- **Instructions for the task**
Using the listing below, report how many lines hold the word "true", and nothing else.

- **Data for the task**
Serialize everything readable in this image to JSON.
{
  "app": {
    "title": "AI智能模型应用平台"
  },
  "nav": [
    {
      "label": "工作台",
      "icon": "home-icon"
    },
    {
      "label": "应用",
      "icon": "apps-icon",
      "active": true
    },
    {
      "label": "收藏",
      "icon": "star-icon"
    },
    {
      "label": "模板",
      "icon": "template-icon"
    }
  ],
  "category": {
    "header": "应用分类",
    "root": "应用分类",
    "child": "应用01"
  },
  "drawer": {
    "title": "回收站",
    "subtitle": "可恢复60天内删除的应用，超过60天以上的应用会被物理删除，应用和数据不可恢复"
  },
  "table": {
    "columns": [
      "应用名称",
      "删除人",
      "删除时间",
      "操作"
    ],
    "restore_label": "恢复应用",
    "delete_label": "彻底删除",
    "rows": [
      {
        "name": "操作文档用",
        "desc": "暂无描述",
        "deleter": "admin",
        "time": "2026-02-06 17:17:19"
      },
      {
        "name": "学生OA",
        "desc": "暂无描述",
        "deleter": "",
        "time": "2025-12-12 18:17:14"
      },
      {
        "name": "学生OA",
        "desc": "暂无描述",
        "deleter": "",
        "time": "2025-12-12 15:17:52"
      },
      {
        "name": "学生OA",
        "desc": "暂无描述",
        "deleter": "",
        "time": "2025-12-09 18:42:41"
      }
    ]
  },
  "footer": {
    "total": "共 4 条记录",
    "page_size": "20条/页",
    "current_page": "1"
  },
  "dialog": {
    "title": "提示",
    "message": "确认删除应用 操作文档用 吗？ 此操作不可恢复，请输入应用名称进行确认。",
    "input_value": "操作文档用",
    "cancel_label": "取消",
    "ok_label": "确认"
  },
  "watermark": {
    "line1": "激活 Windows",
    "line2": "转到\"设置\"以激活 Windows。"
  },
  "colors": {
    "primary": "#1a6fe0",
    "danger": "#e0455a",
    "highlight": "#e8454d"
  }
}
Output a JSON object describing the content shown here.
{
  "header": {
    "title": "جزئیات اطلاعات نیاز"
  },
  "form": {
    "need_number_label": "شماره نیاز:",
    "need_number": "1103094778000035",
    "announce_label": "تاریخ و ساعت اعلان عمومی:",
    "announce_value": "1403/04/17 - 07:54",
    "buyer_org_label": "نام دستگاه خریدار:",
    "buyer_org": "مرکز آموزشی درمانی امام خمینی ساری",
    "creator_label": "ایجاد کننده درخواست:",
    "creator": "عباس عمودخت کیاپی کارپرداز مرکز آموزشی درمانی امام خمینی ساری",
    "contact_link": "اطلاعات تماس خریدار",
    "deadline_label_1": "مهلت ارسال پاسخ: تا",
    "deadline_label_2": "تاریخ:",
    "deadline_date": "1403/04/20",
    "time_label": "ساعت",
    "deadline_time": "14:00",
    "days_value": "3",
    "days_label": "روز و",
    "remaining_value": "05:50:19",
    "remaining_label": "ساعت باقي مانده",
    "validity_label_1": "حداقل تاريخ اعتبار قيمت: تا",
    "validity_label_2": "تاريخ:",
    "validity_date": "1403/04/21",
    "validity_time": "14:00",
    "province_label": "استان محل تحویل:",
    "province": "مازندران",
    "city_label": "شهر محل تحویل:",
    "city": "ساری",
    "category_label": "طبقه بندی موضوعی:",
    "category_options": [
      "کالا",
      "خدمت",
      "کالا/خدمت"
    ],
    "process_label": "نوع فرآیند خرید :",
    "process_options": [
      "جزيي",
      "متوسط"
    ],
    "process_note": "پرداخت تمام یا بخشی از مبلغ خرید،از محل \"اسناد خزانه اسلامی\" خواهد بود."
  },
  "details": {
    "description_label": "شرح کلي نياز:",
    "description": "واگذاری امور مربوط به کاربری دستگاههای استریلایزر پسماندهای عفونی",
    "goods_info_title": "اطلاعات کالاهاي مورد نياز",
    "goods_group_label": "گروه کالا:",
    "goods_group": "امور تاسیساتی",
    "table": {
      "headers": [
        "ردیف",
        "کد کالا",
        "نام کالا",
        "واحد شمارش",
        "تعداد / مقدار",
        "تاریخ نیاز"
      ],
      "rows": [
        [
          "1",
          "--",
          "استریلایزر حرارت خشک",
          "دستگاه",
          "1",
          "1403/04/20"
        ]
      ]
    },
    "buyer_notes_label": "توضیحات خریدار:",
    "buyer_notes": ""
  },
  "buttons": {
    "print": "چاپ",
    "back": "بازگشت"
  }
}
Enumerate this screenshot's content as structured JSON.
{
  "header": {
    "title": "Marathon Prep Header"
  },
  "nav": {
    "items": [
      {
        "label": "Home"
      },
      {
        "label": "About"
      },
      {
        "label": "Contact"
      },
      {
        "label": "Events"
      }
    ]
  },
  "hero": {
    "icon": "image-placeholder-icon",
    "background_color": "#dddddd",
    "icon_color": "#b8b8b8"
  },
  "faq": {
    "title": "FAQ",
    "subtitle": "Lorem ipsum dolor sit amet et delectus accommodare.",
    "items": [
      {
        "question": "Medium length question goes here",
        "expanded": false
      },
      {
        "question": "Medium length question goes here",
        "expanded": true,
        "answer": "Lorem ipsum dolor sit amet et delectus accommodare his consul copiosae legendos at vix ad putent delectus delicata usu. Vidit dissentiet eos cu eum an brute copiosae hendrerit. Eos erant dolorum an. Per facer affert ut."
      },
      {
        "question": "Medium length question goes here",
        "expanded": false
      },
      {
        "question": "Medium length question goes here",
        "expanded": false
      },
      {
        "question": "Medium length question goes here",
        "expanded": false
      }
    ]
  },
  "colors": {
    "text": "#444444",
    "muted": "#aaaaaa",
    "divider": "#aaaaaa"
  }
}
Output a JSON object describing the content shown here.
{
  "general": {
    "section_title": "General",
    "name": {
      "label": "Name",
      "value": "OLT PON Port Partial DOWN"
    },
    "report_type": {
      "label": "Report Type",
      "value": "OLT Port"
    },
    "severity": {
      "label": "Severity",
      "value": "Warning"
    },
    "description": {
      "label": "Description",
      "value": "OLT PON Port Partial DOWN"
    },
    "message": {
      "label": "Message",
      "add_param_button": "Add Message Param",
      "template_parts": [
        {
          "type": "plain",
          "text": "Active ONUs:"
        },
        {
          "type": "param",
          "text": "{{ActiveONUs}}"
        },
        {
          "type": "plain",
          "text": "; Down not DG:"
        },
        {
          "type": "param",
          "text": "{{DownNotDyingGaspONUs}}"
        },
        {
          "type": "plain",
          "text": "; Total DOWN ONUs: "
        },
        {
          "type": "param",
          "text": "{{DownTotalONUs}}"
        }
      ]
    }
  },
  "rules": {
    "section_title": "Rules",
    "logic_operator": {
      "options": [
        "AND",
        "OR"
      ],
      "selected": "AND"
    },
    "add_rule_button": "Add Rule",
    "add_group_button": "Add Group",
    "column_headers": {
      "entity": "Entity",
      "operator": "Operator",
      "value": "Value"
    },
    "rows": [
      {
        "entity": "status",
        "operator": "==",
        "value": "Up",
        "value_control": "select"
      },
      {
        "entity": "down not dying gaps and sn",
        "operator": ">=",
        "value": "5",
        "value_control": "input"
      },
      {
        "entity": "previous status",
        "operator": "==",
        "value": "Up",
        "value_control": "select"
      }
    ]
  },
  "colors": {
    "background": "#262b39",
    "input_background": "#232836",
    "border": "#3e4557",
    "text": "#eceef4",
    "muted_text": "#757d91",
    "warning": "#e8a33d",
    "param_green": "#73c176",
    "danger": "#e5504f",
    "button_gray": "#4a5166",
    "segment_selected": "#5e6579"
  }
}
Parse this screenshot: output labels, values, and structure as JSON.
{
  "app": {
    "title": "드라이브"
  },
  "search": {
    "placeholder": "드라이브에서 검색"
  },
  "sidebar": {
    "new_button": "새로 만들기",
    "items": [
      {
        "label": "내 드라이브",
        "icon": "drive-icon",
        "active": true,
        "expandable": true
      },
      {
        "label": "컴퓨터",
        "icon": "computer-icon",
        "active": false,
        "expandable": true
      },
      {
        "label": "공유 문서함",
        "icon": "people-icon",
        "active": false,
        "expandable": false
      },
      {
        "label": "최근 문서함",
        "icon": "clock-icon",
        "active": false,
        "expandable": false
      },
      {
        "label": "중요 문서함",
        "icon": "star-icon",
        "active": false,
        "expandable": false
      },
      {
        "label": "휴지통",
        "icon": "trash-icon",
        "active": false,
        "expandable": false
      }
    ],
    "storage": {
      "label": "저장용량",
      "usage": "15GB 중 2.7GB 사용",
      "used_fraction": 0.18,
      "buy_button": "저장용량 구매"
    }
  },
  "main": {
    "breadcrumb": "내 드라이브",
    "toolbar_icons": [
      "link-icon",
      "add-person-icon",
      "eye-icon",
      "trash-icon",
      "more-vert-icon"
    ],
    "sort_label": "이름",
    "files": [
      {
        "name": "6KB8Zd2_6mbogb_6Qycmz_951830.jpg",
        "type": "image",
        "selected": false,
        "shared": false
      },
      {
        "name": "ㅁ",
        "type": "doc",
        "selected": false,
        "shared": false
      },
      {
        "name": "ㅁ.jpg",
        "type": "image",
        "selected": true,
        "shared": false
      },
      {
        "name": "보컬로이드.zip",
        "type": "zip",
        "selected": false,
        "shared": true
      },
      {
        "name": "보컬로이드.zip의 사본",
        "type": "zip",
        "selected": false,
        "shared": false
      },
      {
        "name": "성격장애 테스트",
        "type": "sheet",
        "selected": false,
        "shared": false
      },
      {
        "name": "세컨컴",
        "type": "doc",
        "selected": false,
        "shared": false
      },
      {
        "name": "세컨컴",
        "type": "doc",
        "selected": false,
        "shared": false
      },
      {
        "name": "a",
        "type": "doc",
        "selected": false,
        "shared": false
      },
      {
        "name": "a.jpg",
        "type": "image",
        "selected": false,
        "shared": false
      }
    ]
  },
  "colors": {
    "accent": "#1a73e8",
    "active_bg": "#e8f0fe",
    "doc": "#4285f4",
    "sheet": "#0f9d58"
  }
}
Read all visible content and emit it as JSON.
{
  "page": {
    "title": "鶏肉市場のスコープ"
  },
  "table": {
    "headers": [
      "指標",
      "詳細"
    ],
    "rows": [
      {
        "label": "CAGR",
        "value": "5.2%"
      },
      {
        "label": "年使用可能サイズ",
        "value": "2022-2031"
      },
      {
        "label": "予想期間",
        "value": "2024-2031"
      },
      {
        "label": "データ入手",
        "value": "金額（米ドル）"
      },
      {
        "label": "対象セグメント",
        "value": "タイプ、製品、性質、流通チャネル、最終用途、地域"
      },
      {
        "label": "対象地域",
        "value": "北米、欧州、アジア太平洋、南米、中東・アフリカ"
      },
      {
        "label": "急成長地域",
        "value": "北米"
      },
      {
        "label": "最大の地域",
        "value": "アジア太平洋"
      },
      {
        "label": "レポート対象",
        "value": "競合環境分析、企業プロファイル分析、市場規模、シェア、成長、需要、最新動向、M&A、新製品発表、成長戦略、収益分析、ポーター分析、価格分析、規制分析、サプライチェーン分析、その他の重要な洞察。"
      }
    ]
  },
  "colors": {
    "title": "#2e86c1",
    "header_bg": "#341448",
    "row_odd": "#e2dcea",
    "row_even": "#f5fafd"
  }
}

- **Result below**
7